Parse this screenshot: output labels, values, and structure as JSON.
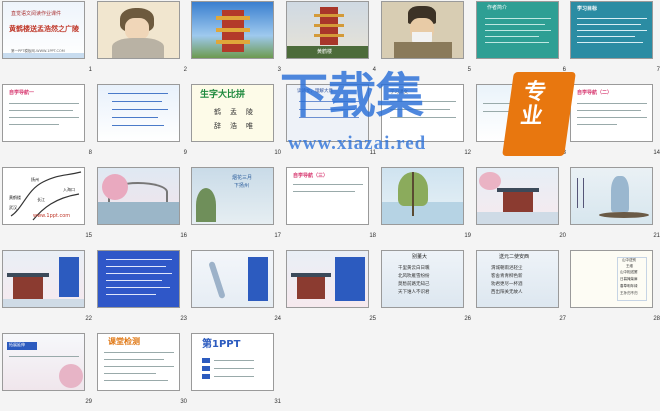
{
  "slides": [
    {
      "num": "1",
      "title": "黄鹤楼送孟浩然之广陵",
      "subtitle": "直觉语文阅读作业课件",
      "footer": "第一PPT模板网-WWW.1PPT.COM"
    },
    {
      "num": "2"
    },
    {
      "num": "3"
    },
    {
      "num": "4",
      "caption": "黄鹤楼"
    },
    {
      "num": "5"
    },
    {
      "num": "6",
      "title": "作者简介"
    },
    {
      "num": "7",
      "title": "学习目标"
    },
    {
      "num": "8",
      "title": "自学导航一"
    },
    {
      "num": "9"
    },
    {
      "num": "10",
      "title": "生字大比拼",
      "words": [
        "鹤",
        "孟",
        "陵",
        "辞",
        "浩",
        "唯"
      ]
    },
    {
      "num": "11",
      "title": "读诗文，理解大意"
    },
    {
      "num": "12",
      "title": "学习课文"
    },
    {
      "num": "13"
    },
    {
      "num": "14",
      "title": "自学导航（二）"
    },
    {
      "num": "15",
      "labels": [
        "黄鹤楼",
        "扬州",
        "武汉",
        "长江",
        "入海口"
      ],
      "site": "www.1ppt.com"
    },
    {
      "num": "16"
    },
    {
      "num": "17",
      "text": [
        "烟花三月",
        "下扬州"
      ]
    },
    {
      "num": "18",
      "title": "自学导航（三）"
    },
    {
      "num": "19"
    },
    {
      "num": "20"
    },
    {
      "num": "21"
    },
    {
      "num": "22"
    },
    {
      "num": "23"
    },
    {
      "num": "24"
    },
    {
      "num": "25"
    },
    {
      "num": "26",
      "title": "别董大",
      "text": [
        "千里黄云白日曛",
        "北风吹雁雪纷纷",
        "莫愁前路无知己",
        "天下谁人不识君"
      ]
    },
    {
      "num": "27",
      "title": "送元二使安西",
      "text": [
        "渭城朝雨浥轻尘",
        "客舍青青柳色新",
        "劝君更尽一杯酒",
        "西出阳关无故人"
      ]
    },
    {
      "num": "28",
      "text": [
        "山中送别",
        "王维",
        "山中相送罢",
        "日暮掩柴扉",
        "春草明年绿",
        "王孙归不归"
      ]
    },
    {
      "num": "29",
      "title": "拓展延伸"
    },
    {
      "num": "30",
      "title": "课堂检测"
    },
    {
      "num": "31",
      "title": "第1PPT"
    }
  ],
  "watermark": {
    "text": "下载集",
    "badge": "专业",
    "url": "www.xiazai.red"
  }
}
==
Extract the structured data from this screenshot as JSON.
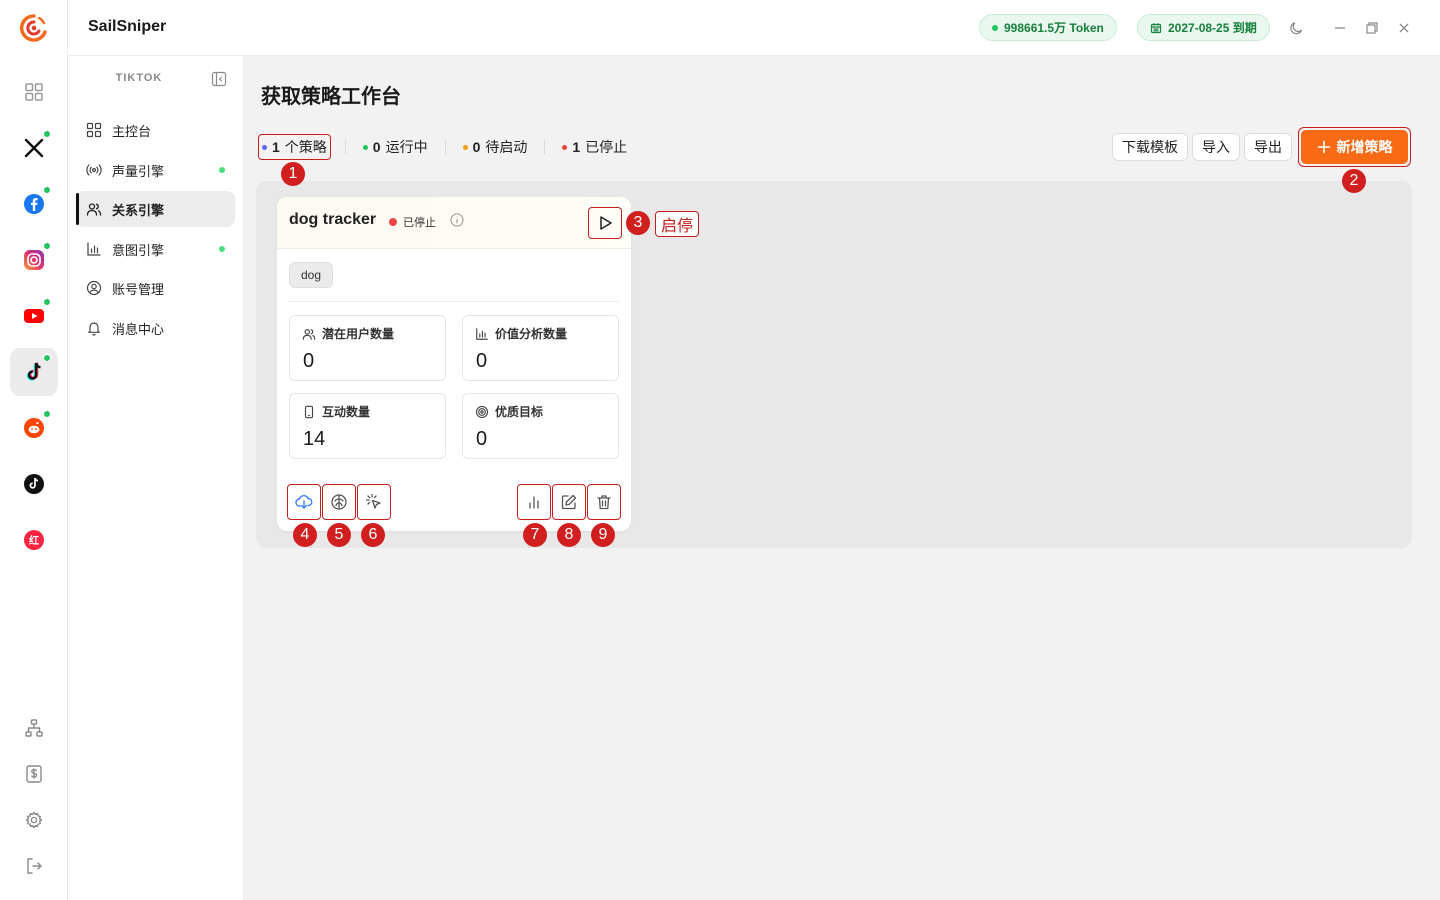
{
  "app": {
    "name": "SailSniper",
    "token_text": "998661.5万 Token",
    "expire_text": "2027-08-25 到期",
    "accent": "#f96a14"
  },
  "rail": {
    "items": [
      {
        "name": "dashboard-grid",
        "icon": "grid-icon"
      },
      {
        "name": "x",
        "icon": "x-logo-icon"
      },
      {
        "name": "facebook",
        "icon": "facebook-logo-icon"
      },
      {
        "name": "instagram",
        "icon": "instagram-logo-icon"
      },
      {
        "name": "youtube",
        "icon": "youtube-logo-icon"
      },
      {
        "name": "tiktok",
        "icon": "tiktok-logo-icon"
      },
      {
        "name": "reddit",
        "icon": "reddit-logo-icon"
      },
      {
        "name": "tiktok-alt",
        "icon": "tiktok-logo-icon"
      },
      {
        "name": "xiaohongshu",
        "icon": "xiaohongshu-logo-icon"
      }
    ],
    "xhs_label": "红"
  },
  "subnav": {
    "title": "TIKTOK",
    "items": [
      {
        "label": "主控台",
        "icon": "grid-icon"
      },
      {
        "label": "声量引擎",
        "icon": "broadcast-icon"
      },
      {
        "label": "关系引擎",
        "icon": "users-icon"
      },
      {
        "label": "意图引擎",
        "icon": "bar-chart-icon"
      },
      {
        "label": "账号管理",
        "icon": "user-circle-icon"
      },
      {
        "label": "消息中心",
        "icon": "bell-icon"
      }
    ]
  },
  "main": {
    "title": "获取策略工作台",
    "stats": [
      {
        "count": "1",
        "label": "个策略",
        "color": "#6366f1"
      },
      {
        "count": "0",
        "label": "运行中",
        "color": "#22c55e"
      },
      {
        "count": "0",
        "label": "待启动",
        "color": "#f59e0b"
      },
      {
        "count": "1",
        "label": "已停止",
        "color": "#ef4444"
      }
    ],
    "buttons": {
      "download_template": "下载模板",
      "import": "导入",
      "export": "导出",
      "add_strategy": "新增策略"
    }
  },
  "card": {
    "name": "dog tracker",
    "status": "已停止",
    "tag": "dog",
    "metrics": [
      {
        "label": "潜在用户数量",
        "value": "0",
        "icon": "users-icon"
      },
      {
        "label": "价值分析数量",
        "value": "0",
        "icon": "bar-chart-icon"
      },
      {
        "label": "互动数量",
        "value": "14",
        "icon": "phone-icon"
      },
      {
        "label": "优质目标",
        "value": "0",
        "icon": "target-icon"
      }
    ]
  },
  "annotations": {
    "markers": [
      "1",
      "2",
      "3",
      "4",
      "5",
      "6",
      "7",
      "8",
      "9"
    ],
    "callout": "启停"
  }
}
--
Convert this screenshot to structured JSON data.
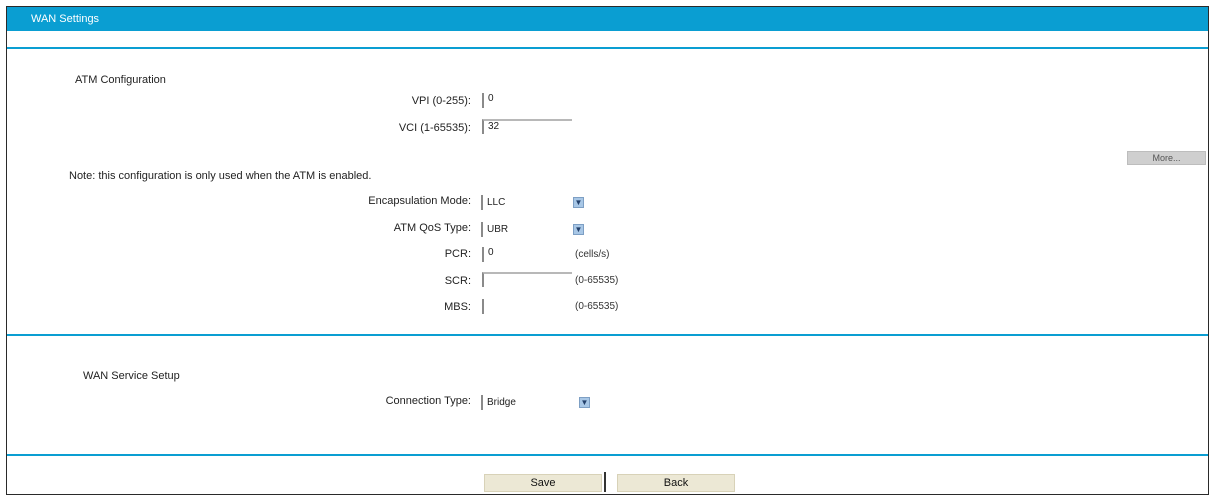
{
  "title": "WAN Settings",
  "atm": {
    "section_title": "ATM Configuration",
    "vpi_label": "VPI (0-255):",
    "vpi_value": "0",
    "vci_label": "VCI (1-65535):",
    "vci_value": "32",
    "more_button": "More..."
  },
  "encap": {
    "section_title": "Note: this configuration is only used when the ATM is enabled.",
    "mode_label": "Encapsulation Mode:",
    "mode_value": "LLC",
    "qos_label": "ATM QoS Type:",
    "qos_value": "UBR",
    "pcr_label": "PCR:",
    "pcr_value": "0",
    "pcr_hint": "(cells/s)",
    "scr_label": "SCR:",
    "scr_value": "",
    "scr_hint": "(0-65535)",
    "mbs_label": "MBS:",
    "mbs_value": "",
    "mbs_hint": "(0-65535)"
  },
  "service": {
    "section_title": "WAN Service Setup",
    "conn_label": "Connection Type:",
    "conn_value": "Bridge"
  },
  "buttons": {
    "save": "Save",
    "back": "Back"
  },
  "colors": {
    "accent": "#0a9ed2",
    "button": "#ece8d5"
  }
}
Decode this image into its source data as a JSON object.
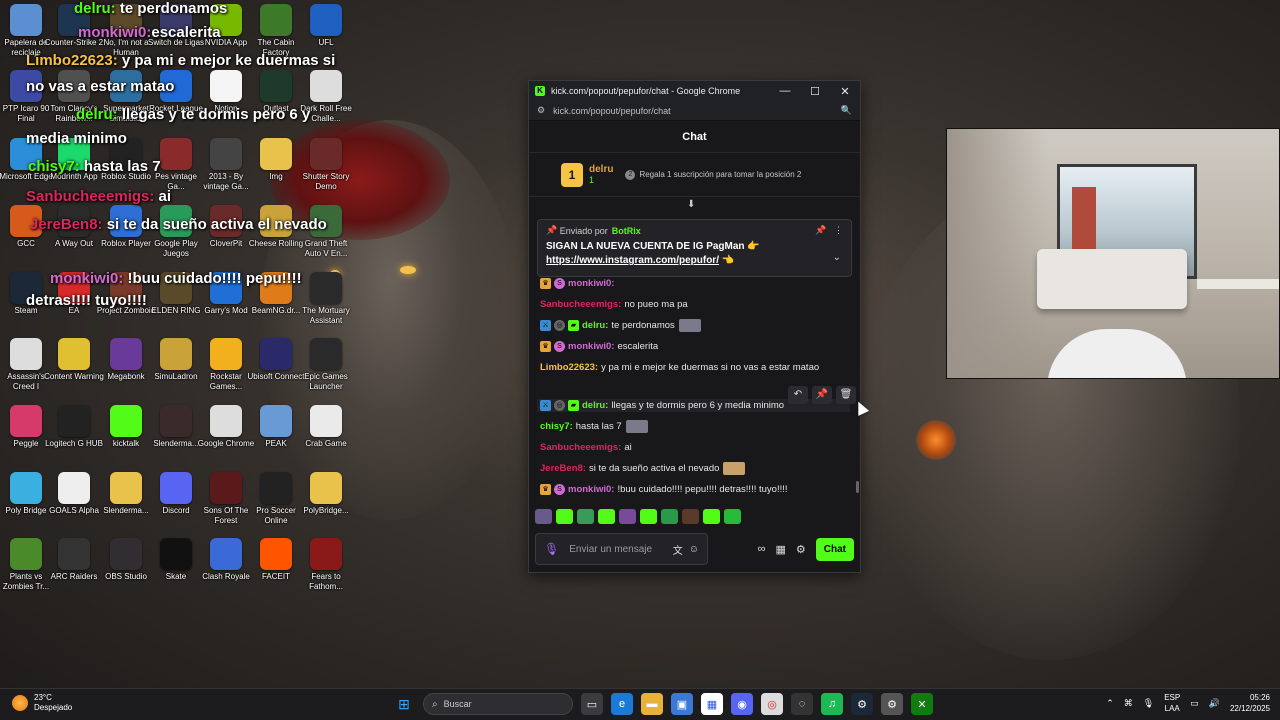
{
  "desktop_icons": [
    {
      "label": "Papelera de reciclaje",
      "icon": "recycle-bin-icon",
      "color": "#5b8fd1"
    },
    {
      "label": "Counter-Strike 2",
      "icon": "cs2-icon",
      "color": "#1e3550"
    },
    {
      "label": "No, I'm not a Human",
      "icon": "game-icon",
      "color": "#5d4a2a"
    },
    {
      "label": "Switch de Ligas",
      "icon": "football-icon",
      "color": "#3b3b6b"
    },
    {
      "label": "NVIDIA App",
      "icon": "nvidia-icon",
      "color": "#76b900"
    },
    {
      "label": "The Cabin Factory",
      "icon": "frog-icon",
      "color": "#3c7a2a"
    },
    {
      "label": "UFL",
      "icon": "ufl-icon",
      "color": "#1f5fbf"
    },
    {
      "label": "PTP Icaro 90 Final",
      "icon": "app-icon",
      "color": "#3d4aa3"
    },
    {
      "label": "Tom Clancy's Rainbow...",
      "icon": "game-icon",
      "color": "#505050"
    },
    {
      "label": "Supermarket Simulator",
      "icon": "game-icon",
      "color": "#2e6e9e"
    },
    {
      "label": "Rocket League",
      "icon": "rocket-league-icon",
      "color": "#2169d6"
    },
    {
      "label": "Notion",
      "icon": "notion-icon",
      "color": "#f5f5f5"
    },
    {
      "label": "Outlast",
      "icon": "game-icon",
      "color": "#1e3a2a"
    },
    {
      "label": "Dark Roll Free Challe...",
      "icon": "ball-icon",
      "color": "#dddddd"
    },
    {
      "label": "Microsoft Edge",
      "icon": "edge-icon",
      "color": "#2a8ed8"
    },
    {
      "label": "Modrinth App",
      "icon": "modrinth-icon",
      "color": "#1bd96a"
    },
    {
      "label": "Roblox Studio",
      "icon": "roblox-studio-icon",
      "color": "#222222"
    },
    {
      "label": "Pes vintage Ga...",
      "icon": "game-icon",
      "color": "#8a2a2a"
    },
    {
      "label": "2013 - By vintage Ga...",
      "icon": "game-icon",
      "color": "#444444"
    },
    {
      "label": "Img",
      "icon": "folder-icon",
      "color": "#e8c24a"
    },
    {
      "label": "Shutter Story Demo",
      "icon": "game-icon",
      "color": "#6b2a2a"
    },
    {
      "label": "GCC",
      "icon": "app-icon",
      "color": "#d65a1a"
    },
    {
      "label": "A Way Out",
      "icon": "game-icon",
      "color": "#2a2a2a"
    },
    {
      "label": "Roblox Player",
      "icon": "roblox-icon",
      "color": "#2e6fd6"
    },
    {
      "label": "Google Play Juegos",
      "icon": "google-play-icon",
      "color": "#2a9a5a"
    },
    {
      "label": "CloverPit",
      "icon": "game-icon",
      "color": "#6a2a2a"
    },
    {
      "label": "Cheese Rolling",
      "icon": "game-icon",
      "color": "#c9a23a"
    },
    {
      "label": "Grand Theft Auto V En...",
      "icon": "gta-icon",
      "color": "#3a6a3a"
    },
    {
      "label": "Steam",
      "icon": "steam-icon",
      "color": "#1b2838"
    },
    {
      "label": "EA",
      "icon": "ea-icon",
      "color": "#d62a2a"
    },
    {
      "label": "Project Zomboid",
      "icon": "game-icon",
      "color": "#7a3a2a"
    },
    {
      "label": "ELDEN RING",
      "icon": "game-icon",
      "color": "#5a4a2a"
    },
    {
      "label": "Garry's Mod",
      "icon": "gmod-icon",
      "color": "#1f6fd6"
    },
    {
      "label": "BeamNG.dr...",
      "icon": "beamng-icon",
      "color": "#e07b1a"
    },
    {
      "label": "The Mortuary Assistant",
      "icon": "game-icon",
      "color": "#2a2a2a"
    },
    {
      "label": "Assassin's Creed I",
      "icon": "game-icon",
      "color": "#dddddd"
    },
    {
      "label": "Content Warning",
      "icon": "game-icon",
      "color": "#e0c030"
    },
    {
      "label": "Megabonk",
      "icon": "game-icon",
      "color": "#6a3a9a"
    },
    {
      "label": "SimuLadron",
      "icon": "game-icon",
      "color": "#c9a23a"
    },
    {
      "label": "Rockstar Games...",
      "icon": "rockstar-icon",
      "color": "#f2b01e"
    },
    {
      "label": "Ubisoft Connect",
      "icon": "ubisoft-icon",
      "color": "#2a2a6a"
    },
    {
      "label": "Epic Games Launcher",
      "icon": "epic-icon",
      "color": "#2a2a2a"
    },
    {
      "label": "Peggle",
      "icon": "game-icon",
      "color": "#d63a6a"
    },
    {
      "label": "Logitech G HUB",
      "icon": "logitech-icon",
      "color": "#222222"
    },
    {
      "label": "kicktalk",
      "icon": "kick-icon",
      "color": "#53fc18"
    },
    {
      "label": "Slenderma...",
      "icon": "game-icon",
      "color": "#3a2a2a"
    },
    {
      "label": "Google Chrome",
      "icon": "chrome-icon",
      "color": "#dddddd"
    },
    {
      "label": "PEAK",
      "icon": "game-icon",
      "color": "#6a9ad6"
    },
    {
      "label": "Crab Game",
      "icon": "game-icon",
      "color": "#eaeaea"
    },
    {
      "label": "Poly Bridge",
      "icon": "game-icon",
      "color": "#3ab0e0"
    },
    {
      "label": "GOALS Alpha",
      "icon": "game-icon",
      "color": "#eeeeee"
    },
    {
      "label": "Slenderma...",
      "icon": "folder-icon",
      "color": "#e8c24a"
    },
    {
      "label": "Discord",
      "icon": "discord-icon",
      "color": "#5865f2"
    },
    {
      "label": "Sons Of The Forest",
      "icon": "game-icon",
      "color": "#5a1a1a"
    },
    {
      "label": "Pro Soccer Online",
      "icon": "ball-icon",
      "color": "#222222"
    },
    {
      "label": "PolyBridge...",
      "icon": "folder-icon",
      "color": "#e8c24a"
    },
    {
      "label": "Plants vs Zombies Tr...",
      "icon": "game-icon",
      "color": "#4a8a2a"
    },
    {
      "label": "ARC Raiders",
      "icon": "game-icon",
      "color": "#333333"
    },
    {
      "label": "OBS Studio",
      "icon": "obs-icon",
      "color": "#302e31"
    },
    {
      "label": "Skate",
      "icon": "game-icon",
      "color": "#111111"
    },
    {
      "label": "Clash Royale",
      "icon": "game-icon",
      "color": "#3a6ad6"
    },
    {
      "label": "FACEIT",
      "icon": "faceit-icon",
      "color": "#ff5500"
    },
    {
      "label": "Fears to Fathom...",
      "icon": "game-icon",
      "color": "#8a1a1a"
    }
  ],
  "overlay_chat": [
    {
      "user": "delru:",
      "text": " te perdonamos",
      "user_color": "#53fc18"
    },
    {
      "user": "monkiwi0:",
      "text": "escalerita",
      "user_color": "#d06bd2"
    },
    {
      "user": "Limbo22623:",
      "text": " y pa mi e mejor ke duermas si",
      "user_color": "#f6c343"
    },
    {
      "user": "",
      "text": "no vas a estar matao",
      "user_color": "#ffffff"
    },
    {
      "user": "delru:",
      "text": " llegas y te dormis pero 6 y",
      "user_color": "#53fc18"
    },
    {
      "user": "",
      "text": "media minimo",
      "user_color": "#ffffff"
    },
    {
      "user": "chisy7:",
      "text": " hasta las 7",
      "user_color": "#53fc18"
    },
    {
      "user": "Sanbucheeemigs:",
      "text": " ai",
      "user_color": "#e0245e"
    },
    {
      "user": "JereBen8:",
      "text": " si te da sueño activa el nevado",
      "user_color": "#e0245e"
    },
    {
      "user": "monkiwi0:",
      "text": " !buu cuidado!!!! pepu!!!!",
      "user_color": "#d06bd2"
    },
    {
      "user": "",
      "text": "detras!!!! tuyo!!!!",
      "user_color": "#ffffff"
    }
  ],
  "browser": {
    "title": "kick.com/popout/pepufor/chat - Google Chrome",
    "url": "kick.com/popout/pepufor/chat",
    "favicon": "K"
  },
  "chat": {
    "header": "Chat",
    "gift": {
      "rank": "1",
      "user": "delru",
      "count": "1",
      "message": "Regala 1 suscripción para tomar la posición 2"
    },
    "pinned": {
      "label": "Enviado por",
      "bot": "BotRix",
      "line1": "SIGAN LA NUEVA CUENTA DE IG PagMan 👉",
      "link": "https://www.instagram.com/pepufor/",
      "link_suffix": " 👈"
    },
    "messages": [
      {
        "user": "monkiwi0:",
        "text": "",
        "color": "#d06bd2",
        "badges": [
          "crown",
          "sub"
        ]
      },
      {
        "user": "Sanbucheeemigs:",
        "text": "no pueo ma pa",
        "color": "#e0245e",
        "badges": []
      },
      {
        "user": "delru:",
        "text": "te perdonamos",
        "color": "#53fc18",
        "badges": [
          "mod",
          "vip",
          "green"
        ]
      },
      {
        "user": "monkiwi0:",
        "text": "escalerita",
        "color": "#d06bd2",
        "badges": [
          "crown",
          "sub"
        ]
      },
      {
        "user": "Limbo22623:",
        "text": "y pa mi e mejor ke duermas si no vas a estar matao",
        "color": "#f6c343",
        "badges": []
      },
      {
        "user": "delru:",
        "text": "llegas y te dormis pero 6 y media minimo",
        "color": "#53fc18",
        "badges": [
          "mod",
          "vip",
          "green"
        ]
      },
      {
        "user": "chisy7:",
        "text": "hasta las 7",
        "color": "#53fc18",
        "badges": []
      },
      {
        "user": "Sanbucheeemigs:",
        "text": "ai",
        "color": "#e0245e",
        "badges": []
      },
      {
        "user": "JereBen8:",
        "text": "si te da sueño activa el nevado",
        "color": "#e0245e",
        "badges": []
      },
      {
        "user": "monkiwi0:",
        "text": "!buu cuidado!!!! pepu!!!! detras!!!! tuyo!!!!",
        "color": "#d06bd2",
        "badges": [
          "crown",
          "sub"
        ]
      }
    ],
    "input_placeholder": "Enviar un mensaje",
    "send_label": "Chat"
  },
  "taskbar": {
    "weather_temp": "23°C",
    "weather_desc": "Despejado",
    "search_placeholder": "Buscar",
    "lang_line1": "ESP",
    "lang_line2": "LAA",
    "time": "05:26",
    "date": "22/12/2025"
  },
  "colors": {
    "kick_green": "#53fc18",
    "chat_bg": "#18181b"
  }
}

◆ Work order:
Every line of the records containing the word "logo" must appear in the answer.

◆ Worked solution:
        "icon": "x-logo-icon"
        "icon": "facebook-logo-icon"
        "icon": "instagram-logo-icon"
        "icon": "youtube-logo-icon"
        "icon": "tiktok-logo-icon"
        "icon": "reddit-logo-icon"
        "icon": "tiktok-logo-icon"
        "icon": "xiaohongshu-logo-icon"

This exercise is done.